‘We can’t give what we don’t have’

Parental wellbeing is one of the most crucial aspects of supporting a child through the bereavement of a loved one, as parents need to be nourished and supported if they are to effectively care for their children. This includes focusing on their own physical and longer-term psychological wellbeing. Parents should focus on who is in their own support network, who they can talk to, where they can go when they need some space, and things they can do to help manage and cope with their own grief. There may be challenges to this during the current lockdown, however it is important that parents understand they too are experiencing a bereavement of a loved one, and should allow themselves opportunities to process this grief, make connections, and find their own strategies for coping with this.

Memory Box

Children collect items in a special box items that remind them of the person who has died and times shared with them. Examples could include - cards received, perfume or aftershave, shells from a beach holiday, tickets from an outing, an item of clothing, jewellery or photographs.

Memory Playlist

A playlist of music that the person who died loved can be helpful as a way of connecting with the memories and processing emotions.

Memory Jar

It can be difficult for some children to express their thoughts or feelings around a bereavement. A memory jar is a visual way of representing these memories. A jar can be layered with different colours of chalk mixed with salt to represent different memories, you can also add objects to the jar that have significant meanings.

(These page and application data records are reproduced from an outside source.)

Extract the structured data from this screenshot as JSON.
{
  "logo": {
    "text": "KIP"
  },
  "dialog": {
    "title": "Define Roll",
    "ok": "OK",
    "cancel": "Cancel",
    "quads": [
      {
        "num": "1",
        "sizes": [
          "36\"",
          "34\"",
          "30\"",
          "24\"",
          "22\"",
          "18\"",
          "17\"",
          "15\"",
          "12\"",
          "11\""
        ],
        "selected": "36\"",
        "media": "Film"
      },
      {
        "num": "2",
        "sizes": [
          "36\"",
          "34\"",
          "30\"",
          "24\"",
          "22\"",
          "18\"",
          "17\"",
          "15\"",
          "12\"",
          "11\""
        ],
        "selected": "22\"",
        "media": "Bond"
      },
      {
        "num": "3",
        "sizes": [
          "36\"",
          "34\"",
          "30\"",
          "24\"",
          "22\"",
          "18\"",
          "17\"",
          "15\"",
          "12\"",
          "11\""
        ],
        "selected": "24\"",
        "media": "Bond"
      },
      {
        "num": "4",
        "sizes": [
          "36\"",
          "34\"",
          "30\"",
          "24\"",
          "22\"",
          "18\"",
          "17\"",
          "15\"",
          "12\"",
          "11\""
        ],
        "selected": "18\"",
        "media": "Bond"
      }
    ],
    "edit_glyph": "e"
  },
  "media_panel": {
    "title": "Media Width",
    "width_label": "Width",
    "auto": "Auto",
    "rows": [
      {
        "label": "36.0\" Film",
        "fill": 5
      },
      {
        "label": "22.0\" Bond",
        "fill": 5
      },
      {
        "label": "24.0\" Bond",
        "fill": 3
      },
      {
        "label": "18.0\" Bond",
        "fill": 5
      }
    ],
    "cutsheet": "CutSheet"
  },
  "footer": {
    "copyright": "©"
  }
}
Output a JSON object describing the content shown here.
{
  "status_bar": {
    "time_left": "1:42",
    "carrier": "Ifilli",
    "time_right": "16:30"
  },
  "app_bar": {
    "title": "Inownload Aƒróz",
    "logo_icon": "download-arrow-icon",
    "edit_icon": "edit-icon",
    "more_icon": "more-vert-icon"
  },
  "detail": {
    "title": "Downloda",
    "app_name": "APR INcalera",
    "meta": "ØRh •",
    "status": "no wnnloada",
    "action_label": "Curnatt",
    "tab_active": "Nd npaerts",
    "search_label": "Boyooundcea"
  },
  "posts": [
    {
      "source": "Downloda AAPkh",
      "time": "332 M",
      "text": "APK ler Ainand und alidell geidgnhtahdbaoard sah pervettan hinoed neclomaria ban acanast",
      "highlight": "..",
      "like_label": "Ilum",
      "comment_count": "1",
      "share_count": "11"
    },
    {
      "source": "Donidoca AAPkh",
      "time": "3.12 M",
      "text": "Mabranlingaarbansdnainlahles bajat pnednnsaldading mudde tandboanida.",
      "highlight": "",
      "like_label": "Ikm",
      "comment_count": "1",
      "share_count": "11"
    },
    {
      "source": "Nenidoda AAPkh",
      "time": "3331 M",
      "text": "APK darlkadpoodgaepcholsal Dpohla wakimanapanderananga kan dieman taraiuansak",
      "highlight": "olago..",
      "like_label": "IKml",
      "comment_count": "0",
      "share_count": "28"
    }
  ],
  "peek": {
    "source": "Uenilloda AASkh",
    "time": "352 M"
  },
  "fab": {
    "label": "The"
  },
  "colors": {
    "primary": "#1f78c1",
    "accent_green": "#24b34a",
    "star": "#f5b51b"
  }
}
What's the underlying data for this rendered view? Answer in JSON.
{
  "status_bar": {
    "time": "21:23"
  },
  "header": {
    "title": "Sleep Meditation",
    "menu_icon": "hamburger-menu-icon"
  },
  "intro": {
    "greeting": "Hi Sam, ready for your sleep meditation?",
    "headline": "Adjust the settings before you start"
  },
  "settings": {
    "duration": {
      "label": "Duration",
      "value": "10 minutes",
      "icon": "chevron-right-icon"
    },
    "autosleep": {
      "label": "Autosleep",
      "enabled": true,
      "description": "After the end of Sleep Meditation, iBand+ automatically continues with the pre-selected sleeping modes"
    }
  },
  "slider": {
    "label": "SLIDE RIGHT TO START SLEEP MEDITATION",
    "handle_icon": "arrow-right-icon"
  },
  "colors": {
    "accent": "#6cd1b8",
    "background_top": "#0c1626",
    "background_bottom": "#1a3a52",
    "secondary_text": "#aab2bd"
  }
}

Family Record

This can help a child or young person gain a sense of where they and the person who has died fits into the family. A family tree can be put together. Family photographs, documents, certificates and mementos can be included. It can be particularly powerful to include stories about the person’s life which can be contributed by family members and friends. For example, what was the funniest thing the person ever did? What was their best subject at school? If you are going to include videos or sound tapes of the person who has died consider making a copy just to be on the safe side.


Spraying the person who has died’s aftershave or perfume on to a scarf or hankie can be a source of comfort.

Comfort Cushion

Made from pieces of fabric belonging to the person who has died (shirts, blouses, trousers). You can also have a photograph of the person who died printed on the cushion. Hugging the cushion can provide comfort.

Ways COVID-19 may impact on us

The current situation impacts all of us. We will be challenged. One of the best things we can do is follow the official guidance and play our part to stop the spread. Sometimes we will feel angry, sad and confused by all that is going on. Children will have these feeling as well. Children may worry they have not been as good at following the measures to stop the spread. These anxieties will be worse if someone close to them dies; as adults it is our job is to reassure them that no one is to blame.

After someone important dies children are likely to be worried about the rest of their family and the impact on them. It can be helpful to acknowledge their fears and worries; these could include someone else dying and/or someone becoming ill and being unable to look after them. Talk to them honestly but calmly. You do not have to have all of the facts or answers. You could look at resources together (see the link below for resources from Winston’s Wish). Have gentle conversations so they do not feel like they are on their own. Acknowledge their concerns, provide reassure and talk to them about coronavirus.

Being informed, supportive and looking after yourself will help during these difficult times.

Useful Website & Telephone Numbers

If you have any concerns about your child / young person you can access support through the following contact numbers:

Winston’s Wish

Childhood Bereavement UK

Cruse Bereavement Care